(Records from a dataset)

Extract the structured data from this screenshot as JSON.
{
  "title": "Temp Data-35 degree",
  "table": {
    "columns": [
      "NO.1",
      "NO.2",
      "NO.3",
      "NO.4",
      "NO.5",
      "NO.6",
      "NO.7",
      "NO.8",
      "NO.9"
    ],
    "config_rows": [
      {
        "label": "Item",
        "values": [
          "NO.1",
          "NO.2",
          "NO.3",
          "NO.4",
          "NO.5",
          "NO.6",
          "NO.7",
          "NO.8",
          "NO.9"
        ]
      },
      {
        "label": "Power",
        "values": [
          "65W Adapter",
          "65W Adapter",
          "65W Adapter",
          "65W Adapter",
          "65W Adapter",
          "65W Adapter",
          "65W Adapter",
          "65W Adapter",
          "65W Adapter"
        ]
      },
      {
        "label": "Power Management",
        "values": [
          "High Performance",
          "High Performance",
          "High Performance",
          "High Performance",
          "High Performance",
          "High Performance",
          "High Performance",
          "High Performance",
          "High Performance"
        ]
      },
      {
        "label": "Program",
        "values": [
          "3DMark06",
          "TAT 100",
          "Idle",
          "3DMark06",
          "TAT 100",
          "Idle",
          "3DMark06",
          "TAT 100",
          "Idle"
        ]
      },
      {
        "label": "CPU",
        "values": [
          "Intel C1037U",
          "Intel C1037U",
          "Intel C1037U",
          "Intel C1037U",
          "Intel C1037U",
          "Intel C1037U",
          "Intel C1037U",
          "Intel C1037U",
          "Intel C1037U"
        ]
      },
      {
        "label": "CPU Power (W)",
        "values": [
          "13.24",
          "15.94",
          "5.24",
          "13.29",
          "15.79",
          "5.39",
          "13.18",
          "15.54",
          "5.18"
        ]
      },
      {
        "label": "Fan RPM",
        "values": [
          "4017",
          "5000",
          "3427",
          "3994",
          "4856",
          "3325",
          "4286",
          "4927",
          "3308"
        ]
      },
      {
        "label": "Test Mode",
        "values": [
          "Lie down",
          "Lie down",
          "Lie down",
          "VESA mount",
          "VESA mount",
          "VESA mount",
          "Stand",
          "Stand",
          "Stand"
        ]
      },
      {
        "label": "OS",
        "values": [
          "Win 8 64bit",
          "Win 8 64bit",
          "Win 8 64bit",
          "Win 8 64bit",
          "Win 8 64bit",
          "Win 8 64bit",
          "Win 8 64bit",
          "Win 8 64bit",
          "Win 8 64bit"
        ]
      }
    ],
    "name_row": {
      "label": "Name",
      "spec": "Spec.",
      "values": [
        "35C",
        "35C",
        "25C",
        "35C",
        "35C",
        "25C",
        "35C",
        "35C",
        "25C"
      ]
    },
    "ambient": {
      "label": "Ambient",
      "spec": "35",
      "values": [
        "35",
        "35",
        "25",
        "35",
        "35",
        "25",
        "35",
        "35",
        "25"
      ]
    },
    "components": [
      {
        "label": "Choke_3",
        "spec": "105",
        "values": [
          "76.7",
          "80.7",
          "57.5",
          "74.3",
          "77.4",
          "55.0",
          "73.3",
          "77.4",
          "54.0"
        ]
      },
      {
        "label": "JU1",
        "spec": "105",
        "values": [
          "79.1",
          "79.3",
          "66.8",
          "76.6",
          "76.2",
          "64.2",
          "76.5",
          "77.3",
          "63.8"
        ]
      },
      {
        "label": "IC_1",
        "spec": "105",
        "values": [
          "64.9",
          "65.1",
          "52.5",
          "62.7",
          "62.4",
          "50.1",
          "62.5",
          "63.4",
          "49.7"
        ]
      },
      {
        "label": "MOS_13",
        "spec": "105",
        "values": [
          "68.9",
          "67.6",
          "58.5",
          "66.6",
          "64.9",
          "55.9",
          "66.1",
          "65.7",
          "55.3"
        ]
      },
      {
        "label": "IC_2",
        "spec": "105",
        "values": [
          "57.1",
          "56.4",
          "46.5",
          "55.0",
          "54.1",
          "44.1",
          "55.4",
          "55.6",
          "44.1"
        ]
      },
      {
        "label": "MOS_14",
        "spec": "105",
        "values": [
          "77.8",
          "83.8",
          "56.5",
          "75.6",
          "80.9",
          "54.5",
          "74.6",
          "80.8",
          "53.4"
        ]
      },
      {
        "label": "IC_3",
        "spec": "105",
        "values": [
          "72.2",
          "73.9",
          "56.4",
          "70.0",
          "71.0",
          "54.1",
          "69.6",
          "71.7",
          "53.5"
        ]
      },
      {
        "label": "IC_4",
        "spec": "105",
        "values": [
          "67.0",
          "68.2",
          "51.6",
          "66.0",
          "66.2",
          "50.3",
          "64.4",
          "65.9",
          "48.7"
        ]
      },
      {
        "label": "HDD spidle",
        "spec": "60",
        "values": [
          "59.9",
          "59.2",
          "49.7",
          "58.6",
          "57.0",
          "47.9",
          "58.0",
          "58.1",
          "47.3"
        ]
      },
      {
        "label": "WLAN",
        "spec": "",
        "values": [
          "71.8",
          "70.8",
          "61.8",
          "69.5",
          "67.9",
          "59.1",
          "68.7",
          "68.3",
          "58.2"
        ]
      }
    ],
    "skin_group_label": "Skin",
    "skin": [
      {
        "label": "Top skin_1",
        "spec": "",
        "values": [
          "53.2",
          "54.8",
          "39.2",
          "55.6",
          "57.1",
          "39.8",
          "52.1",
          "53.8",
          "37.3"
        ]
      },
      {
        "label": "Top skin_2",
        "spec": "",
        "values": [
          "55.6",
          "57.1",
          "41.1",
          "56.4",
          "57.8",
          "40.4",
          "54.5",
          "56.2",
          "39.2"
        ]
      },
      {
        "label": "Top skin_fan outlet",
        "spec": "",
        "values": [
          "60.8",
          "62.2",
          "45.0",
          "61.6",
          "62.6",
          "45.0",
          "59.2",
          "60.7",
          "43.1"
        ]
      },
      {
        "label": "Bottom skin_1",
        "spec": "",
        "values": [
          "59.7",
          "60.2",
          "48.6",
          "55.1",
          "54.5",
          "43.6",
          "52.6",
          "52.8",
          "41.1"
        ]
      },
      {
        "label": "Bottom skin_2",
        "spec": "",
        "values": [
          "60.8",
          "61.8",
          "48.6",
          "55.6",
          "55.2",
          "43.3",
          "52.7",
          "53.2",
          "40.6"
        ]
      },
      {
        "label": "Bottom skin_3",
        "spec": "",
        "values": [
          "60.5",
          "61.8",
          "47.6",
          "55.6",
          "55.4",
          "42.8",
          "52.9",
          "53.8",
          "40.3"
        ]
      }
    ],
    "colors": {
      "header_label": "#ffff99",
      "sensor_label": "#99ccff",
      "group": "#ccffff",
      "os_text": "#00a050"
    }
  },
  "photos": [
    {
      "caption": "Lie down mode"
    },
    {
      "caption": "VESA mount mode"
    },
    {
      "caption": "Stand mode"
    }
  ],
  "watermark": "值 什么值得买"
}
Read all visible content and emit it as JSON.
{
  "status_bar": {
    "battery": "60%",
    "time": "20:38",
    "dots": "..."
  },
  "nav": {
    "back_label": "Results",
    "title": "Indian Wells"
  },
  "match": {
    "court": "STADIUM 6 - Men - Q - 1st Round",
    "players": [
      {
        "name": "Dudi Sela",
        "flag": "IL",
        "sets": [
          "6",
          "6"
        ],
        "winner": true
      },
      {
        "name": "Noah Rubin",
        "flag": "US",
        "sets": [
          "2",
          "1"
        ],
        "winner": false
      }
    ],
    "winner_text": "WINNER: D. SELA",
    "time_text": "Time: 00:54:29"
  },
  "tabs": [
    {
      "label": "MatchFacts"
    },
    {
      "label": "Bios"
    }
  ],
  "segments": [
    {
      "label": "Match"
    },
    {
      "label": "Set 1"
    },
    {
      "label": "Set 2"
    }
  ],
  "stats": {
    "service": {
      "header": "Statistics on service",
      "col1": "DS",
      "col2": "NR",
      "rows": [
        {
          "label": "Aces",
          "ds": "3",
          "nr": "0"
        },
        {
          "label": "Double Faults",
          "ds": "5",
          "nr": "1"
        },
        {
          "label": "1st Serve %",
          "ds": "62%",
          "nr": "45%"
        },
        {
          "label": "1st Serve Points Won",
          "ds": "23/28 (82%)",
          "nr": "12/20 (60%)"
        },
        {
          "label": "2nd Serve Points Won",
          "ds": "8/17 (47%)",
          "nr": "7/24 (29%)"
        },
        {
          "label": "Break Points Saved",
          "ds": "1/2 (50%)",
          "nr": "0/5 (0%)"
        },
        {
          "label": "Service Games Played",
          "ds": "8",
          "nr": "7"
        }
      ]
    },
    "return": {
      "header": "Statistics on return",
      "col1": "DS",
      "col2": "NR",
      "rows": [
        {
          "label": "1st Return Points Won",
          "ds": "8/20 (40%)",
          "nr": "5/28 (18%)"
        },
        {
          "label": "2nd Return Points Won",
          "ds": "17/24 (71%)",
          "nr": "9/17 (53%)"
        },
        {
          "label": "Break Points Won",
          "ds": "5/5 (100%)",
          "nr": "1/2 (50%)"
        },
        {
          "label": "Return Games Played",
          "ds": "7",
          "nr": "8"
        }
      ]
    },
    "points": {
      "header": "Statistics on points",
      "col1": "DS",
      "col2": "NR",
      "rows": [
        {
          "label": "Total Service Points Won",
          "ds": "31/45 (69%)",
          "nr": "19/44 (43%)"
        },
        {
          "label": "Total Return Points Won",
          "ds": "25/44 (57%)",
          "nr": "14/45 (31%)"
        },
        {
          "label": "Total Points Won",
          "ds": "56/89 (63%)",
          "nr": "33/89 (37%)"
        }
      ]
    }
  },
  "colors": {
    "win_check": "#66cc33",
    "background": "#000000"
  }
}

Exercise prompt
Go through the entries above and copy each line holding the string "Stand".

Task result
          "Stand",
          "Stand",
          "Stand"
      "caption": "Stand mode"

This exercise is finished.